What do I do with this slime bag? What do you do with your frenemies... or your spouses frenemies...or friends of your sig. oth. that you just don't like?

Gifts for those with everything!

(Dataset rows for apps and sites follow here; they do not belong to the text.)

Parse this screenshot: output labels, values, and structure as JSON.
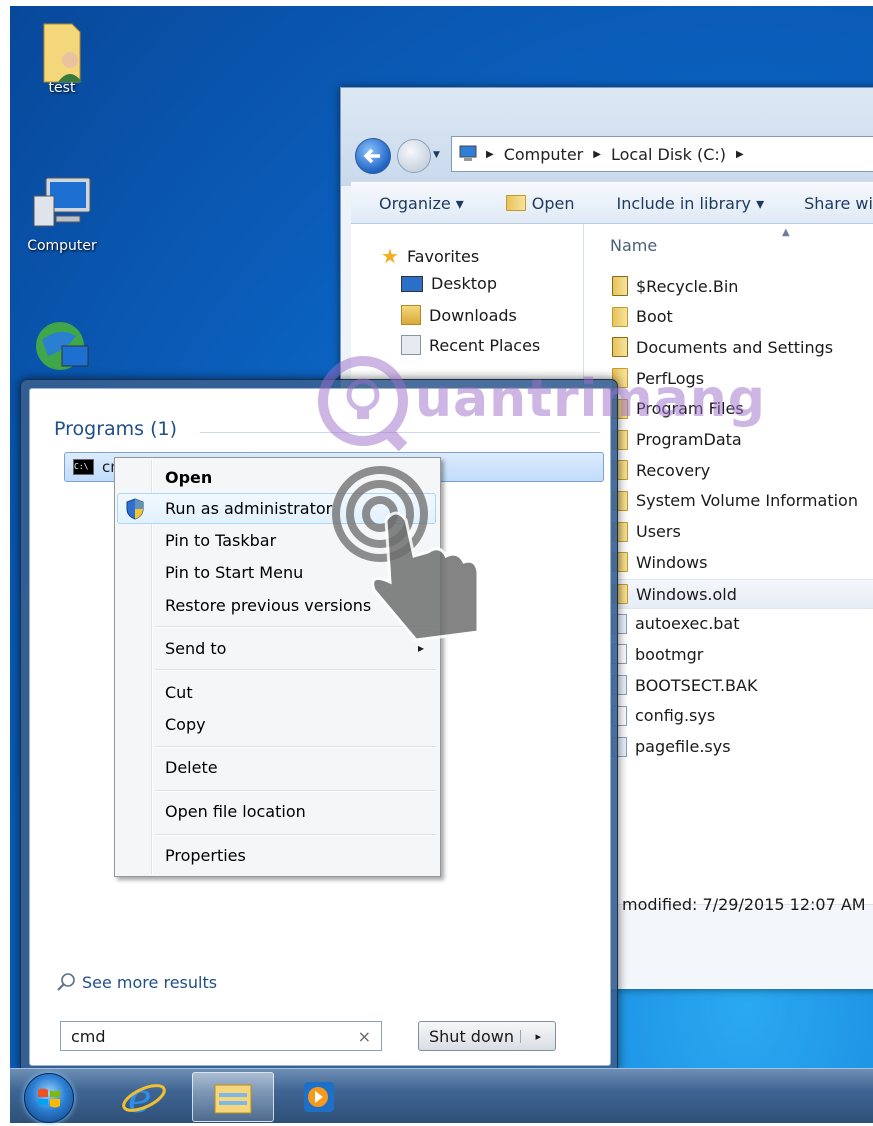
{
  "desktop": {
    "icons": [
      {
        "label": "test",
        "icon": "user-folder-icon"
      },
      {
        "label": "Computer",
        "icon": "computer-icon"
      },
      {
        "label": "",
        "icon": "network-globe-icon"
      }
    ]
  },
  "explorer": {
    "breadcrumb": [
      "Computer",
      "Local Disk (C:)"
    ],
    "toolbar": {
      "organize": "Organize ▾",
      "open": "Open",
      "include": "Include in library ▾",
      "share": "Share wi"
    },
    "nav": {
      "favorites": "Favorites",
      "items": [
        "Desktop",
        "Downloads",
        "Recent Places"
      ]
    },
    "column_header": "Name",
    "files": [
      {
        "name": "$Recycle.Bin",
        "type": "locked-folder"
      },
      {
        "name": "Boot",
        "type": "folder"
      },
      {
        "name": "Documents and Settings",
        "type": "locked-folder"
      },
      {
        "name": "PerfLogs",
        "type": "folder"
      },
      {
        "name": "Program Files",
        "type": "folder"
      },
      {
        "name": "ProgramData",
        "type": "folder"
      },
      {
        "name": "Recovery",
        "type": "folder"
      },
      {
        "name": "System Volume Information",
        "type": "folder"
      },
      {
        "name": "Users",
        "type": "folder"
      },
      {
        "name": "Windows",
        "type": "folder"
      },
      {
        "name": "Windows.old",
        "type": "folder",
        "selected": true
      },
      {
        "name": "autoexec.bat",
        "type": "file"
      },
      {
        "name": "bootmgr",
        "type": "file"
      },
      {
        "name": "BOOTSECT.BAK",
        "type": "file"
      },
      {
        "name": "config.sys",
        "type": "file"
      },
      {
        "name": "pagefile.sys",
        "type": "file"
      }
    ],
    "details": "modified: 7/29/2015 12:07 AM"
  },
  "start_menu": {
    "programs_header": "Programs (1)",
    "result_label": "cm",
    "see_more": "See more results",
    "search_value": "cmd",
    "search_clear": "×",
    "shutdown": "Shut down",
    "shutdown_arrow": "▸"
  },
  "context_menu": {
    "open": "Open",
    "run_as_admin": "Run as administrator",
    "pin_taskbar": "Pin to Taskbar",
    "pin_start": "Pin to Start Menu",
    "restore": "Restore previous versions",
    "send_to": "Send to",
    "send_to_arrow": "▸",
    "cut": "Cut",
    "copy": "Copy",
    "delete": "Delete",
    "open_location": "Open file location",
    "properties": "Properties"
  },
  "watermark": {
    "text": "uantrimang"
  },
  "colors": {
    "desktop_blue": "#0a5cb8",
    "hover_blue": "#e2f1fc",
    "link_blue": "#1e4f8a",
    "folder_yellow": "#f7e39c"
  }
}
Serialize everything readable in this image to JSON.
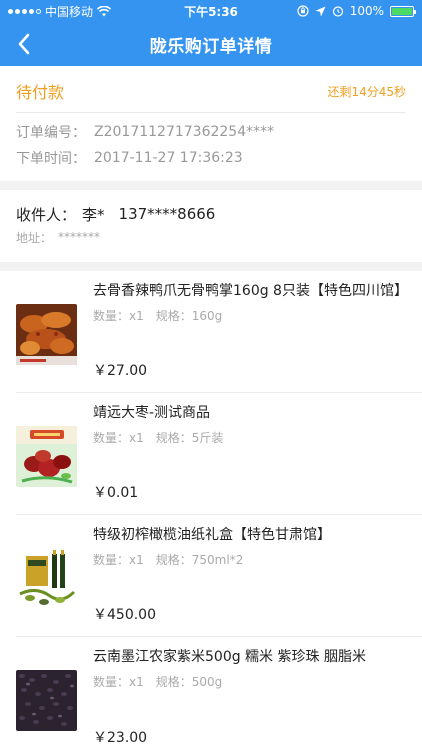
{
  "status_bar": {
    "carrier": "中国移动",
    "time": "下午5:36",
    "battery": "100%"
  },
  "nav": {
    "title": "陇乐购订单详情",
    "back_icon": "chevron-left-icon"
  },
  "order": {
    "status": "待付款",
    "countdown": "还剩14分45秒",
    "number_label": "订单编号：",
    "number_value": "Z2017112717362254****",
    "time_label": "下单时间：",
    "time_value": "2017-11-27 17:36:23"
  },
  "receiver": {
    "name_label": "收件人：",
    "name": "李*",
    "phone": "137****8666",
    "address_label": "地址：",
    "address": "*******"
  },
  "products": [
    {
      "name": "去骨香辣鸭爪无骨鸭掌160g 8只装【特色四川馆】",
      "qty_label": "数量：",
      "qty": "x1",
      "spec_label": "规格：",
      "spec": "160g",
      "price": "￥27.00"
    },
    {
      "name": "靖远大枣-测试商品",
      "qty_label": "数量：",
      "qty": "x1",
      "spec_label": "规格：",
      "spec": "5斤装",
      "price": "￥0.01"
    },
    {
      "name": "特级初榨橄榄油纸礼盒【特色甘肃馆】",
      "qty_label": "数量：",
      "qty": "x1",
      "spec_label": "规格：",
      "spec": "750ml*2",
      "price": "￥450.00"
    },
    {
      "name": "云南墨江农家紫米500g 糯米 紫珍珠 胭脂米",
      "qty_label": "数量：",
      "qty": "x1",
      "spec_label": "规格：",
      "spec": "500g",
      "price": "￥23.00"
    }
  ],
  "colors": {
    "primary": "#3594f0",
    "pending": "#f0a020",
    "battery": "#4cd964"
  }
}
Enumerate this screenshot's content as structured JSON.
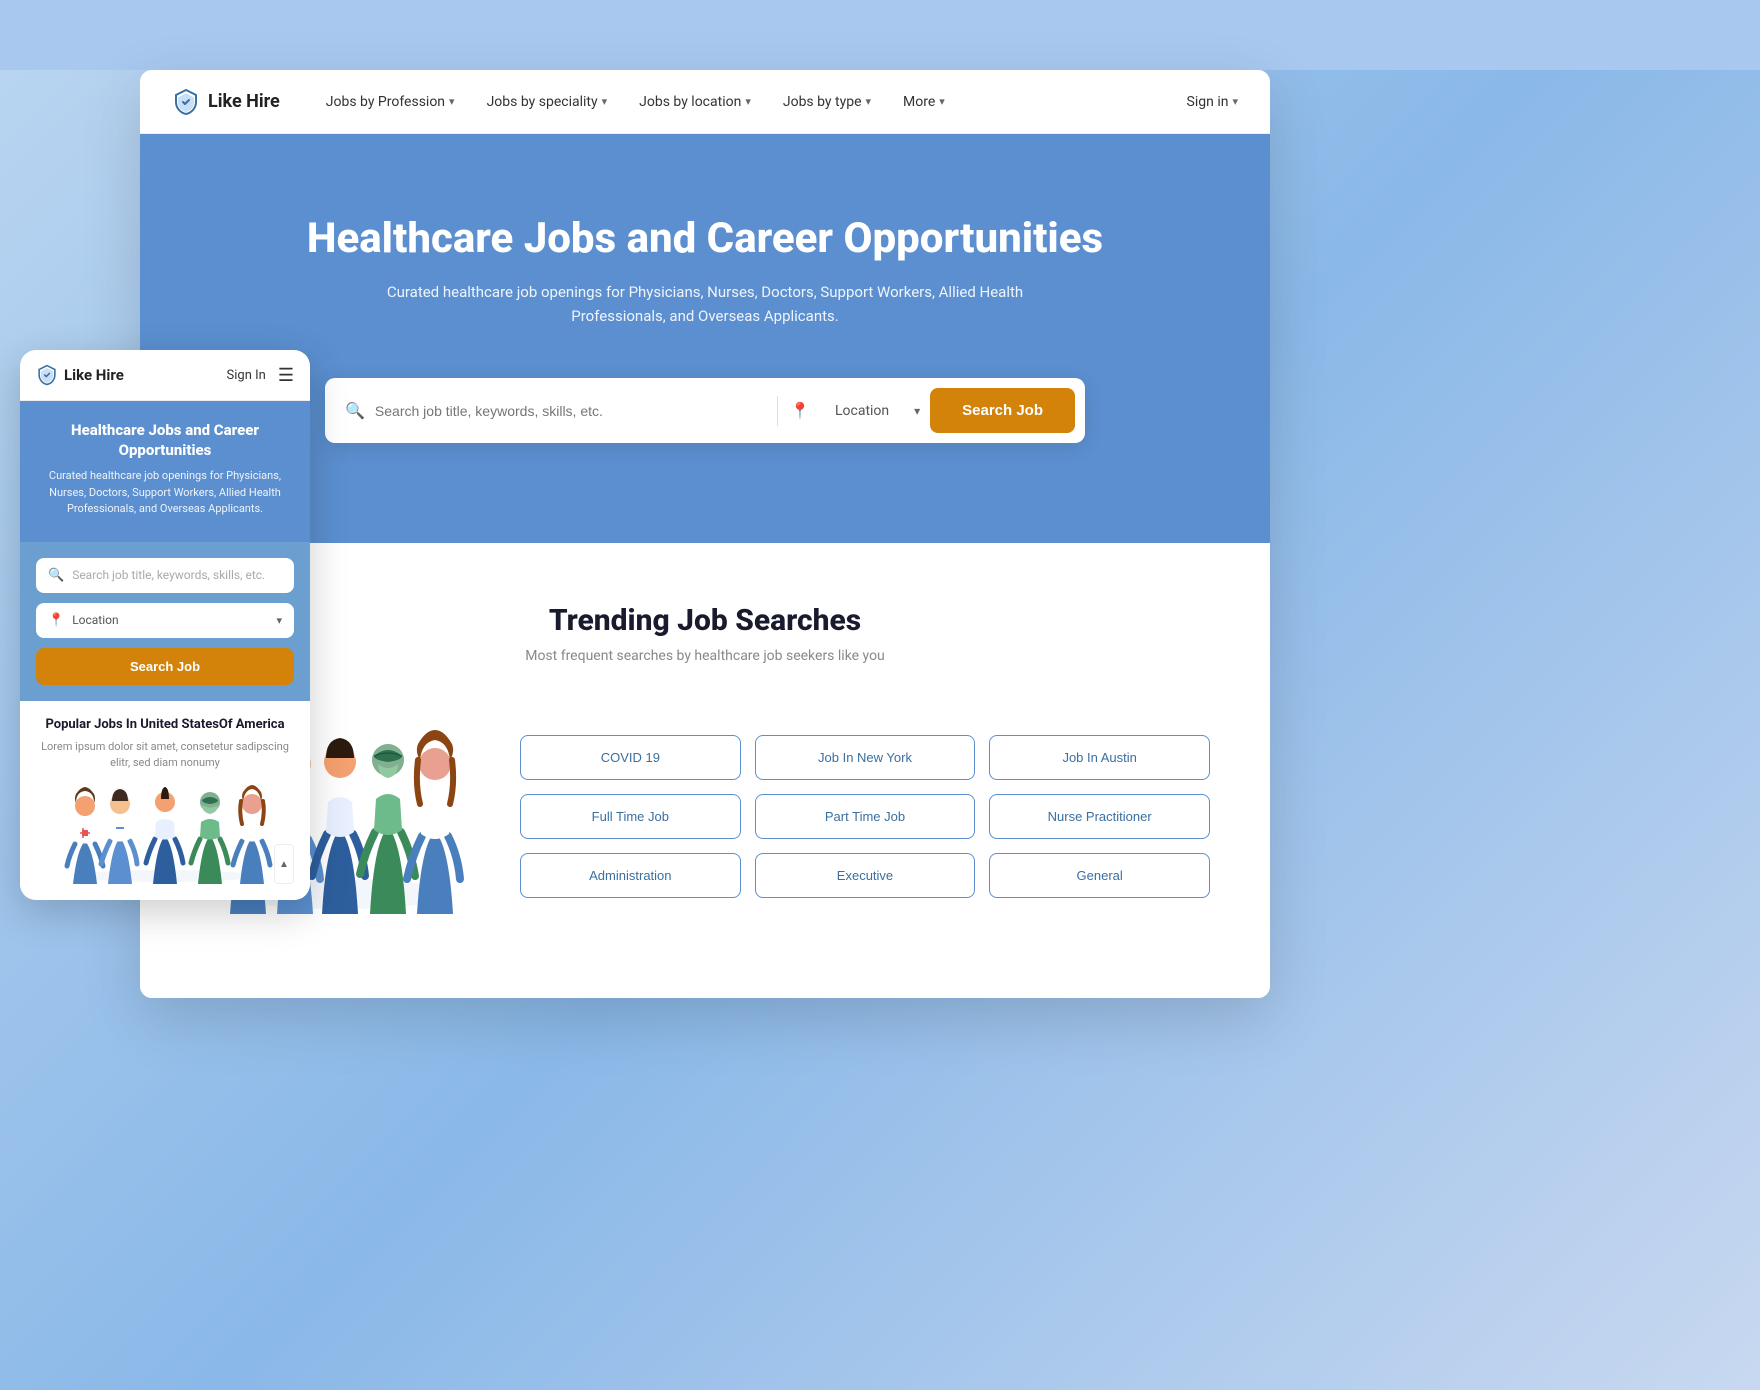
{
  "background": {
    "color": "#a8c8f0"
  },
  "desktop": {
    "navbar": {
      "logo_text": "Like Hire",
      "nav_items": [
        {
          "label": "Jobs by Profession",
          "has_chevron": true
        },
        {
          "label": "Jobs by speciality",
          "has_chevron": true
        },
        {
          "label": "Jobs by location",
          "has_chevron": true
        },
        {
          "label": "Jobs by type",
          "has_chevron": true
        },
        {
          "label": "More",
          "has_chevron": true
        }
      ],
      "signin_label": "Sign in"
    },
    "hero": {
      "title": "Healthcare Jobs and Career Opportunities",
      "subtitle": "Curated healthcare job openings for Physicians, Nurses, Doctors, Support Workers, Allied Health Professionals, and Overseas Applicants.",
      "search_placeholder": "Search job title, keywords, skills, etc.",
      "location_label": "Location",
      "search_button_label": "Search Job"
    },
    "trending": {
      "title": "Trending Job Searches",
      "subtitle": "Most frequent searches by healthcare job seekers like you",
      "tags": [
        "COVID 19",
        "Job In New York",
        "Job In Austin",
        "Full Time Job",
        "Part Time Job",
        "Nurse Practitioner",
        "Administration",
        "Executive",
        "General"
      ]
    }
  },
  "mobile": {
    "logo_text": "Like Hire",
    "signin_label": "Sign In",
    "hero": {
      "title": "Healthcare Jobs and Career Opportunities",
      "subtitle": "Curated healthcare job openings for Physicians, Nurses, Doctors, Support Workers, Allied Health Professionals, and Overseas Applicants."
    },
    "search": {
      "placeholder": "Search job title, keywords, skills, etc.",
      "location_label": "Location",
      "search_button_label": "Search Job"
    },
    "popular": {
      "title": "Popular Jobs In United StatesOf America",
      "subtitle": "Lorem ipsum dolor sit amet, consetetur sadipscing elitr, sed diam nonumy"
    }
  },
  "icons": {
    "logo": "shield",
    "search": "🔍",
    "location": "📍",
    "chevron_down": "▾",
    "hamburger": "☰"
  }
}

My darling sister in law had a birthday yesterday and I had a hard time finding her a gift. She has a lot of clothes already; she still lives at home so it's hard to get her household items; she's particular about beauty products; and of course she just graduated so she got just got lots of gifts a few weeks ago.
While wandering about Magazine street a few weekends ago, I chanced on a great place to grab a unique gift: an antique store. I browsed for at least an hour and found so many great gift ideas! I ended up getting her the adorable book pictured above. It may fall into the "useless" category, but it's her style and she sort of collects old fashioned pictures and such. She's very artistic so the engravings and poetry should tickle her pink! I hope she loves it!
Thanks to the recession, many antique stores are drastically reducing prices, so now is a great time to find affordable items. This little book was 50% off.
Other antiques that would make fabulous gifts:
1. Silver baby spoons and cups. The antique sets are beautiful shower or christening gifts and are comparably priced to new ones.
2. Antique art, especially local art - this includes framed posters and advertisements as well.
3. A few select pieces of silverware that don't have to match the rest of the service are a lovely wedding gift, and one or two pieces from an incomplete set are quite inexpensive. For example, cake servers or salad tongs; ice pick and ice tongs; punch ladle; nutcrackers.
4. Along the same lines, silver bottle openers or other bar accessories make good fathers day gifts.
5. I found a great quantity of antique (or some of them were just OLD) books that would be perfect for book lovers. An especially good choice is an early edition of a favorite classic.
6. Even if you can't afford large furniture antiques, you can find reasonably priced jewelry cabinets, silverware boxes, serving trays, and bookends.
7. Teapots seem to outlast the teacups and saucers and can be functional pieces or decorative (keep in mind that antique ceramics may have been lead-fired and should not be used with edibles. Silver teapots are safe though as long as they are actually silver and not pewter, which also contains lead. No wonder life spans used to be so short).
8. I found two or three beautiful sets of hand mirrors and combs, two silver and one a very elaborately carved tortoiseshell.
9. Victorians loved pointless decorative items. Tiny hinged painted boxes are nice to "wrap" money or gifts cards in for graduation or birthday gifts.

I'm sorry the pictures look weird today. I don't know why this blog won't format, how annoying.

Monday, June 1, 2009

Did you know I'm from Ghana?

'Cause I didn't. But apparently I am, according to my alma mater. As you recall, I recently graduated from pharmacy school.
And today all the honors graduates were featured on the website, along with our hometown. Turns out mine's Apam, Ghana (see above - looks nice, doesn't it? Wish I was on a boat ride!).
Surface research revealed that one of the area's big industries is casket-making. I think I may have missed my calling.

Anyway, for clarification, the hometown is good ol' NOLA, but I think Apam is totally my second choice.